Task directions: The response must be a precise copy of the records that follow.

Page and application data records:
____

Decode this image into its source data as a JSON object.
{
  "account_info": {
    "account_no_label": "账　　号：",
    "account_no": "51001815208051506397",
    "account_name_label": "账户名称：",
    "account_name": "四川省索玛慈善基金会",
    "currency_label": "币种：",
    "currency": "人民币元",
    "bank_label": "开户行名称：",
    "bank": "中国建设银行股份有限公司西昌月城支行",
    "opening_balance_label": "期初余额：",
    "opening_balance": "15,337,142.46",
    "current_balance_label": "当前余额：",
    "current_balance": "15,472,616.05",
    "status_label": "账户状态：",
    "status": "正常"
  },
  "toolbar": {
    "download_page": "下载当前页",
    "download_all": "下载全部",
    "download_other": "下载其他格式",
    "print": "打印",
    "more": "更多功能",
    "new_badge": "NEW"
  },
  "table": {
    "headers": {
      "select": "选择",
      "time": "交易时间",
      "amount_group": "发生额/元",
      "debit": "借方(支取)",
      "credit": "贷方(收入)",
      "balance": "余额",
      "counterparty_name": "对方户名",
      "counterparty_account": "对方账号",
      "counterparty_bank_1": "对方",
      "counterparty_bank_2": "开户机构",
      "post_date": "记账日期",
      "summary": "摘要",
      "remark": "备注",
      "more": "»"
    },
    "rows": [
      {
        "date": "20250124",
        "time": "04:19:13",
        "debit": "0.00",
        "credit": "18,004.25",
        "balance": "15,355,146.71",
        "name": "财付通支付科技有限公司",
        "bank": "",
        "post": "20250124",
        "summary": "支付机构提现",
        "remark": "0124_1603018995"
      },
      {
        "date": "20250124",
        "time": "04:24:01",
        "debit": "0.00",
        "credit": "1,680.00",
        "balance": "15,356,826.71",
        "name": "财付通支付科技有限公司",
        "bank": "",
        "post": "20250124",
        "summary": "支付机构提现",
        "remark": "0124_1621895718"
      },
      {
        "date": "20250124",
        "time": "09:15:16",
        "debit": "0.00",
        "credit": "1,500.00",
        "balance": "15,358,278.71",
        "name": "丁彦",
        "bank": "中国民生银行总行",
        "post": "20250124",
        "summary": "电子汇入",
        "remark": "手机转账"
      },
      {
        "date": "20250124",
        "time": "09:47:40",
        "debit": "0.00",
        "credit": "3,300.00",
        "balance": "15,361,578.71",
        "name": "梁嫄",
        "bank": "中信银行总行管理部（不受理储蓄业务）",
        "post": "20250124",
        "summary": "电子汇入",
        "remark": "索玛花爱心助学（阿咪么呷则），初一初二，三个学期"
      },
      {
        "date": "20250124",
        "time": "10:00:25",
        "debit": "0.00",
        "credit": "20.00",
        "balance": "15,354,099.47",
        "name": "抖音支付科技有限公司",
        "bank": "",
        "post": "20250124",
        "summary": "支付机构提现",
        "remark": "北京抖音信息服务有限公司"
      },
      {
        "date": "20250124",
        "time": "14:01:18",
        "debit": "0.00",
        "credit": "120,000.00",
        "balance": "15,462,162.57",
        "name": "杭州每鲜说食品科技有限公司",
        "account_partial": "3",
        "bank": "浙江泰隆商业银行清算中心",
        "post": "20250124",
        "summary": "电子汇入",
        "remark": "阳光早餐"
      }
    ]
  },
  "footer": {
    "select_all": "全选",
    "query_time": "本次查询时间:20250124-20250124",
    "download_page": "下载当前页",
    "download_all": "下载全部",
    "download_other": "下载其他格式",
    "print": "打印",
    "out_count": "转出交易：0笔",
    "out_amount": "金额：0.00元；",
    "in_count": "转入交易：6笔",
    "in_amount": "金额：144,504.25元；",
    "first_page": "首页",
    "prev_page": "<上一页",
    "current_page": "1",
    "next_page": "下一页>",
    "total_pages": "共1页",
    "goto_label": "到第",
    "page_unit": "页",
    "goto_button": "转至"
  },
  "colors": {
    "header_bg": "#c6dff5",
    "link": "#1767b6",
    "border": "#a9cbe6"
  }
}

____

Answer section:
Decode this image into its source data as a JSON object.
{
  "account_info": {
    "account_no_label": "账　　号：",
    "account_no": "51001815208051506397",
    "account_name_label": "账户名称：",
    "account_name": "四川省索玛慈善基金会",
    "currency_label": "币种：",
    "currency": "人民币元",
    "bank_label": "开户行名称：",
    "bank": "中国建设银行股份有限公司西昌月城支行",
    "opening_balance_label": "期初余额：",
    "opening_balance": "15,337,142.46",
    "current_balance_label": "当前余额：",
    "current_balance": "15,472,616.05",
    "status_label": "账户状态：",
    "status": "正常"
  },
  "toolbar": {
    "download_page": "下载当前页",
    "download_all": "下载全部",
    "download_other": "下载其他格式",
    "print": "打印",
    "more": "更多功能",
    "new_badge": "NEW"
  },
  "table": {
    "headers": {
      "select": "选择",
      "time": "交易时间",
      "amount_group": "发生额/元",
      "debit": "借方(支取)",
      "credit": "贷方(收入)",
      "balance": "余额",
      "counterparty_name": "对方户名",
      "counterparty_account": "对方账号",
      "counterparty_bank_1": "对方",
      "counterparty_bank_2": "开户机构",
      "post_date": "记账日期",
      "summary": "摘要",
      "remark": "备注",
      "more": "»"
    },
    "rows": [
      {
        "date": "20250124",
        "time": "04:19:13",
        "debit": "0.00",
        "credit": "18,004.25",
        "balance": "15,355,146.71",
        "name": "财付通支付科技有限公司",
        "bank": "",
        "post": "20250124",
        "summary": "支付机构提现",
        "remark": "0124_1603018995"
      },
      {
        "date": "20250124",
        "time": "04:24:01",
        "debit": "0.00",
        "credit": "1,680.00",
        "balance": "15,356,826.71",
        "name": "财付通支付科技有限公司",
        "bank": "",
        "post": "20250124",
        "summary": "支付机构提现",
        "remark": "0124_1621895718"
      },
      {
        "date": "20250124",
        "time": "09:15:16",
        "debit": "0.00",
        "credit": "1,500.00",
        "balance": "15,358,278.71",
        "name": "丁彦",
        "bank": "中国民生银行总行",
        "post": "20250124",
        "summary": "电子汇入",
        "remark": "手机转账"
      },
      {
        "date": "20250124",
        "time": "09:47:40",
        "debit": "0.00",
        "credit": "3,300.00",
        "balance": "15,361,578.71",
        "name": "梁嫄",
        "bank": "中信银行总行管理部（不受理储蓄业务）",
        "post": "20250124",
        "summary": "电子汇入",
        "remark": "索玛花爱心助学（阿咪么呷则），初一初二，三个学期"
      },
      {
        "date": "20250124",
        "time": "10:00:25",
        "debit": "0.00",
        "credit": "20.00",
        "balance": "15,354,099.47",
        "name": "抖音支付科技有限公司",
        "bank": "",
        "post": "20250124",
        "summary": "支付机构提现",
        "remark": "北京抖音信息服务有限公司"
      },
      {
        "date": "20250124",
        "time": "14:01:18",
        "debit": "0.00",
        "credit": "120,000.00",
        "balance": "15,462,162.57",
        "name": "杭州每鲜说食品科技有限公司",
        "account_partial": "3",
        "bank": "浙江泰隆商业银行清算中心",
        "post": "20250124",
        "summary": "电子汇入",
        "remark": "阳光早餐"
      }
    ]
  },
  "footer": {
    "select_all": "全选",
    "query_time": "本次查询时间:20250124-20250124",
    "download_page": "下载当前页",
    "download_all": "下载全部",
    "download_other": "下载其他格式",
    "print": "打印",
    "out_count": "转出交易：0笔",
    "out_amount": "金额：0.00元；",
    "in_count": "转入交易：6笔",
    "in_amount": "金额：144,504.25元；",
    "first_page": "首页",
    "prev_page": "<上一页",
    "current_page": "1",
    "next_page": "下一页>",
    "total_pages": "共1页",
    "goto_label": "到第",
    "page_unit": "页",
    "goto_button": "转至"
  },
  "colors": {
    "header_bg": "#c6dff5",
    "link": "#1767b6",
    "border": "#a9cbe6"
  }
}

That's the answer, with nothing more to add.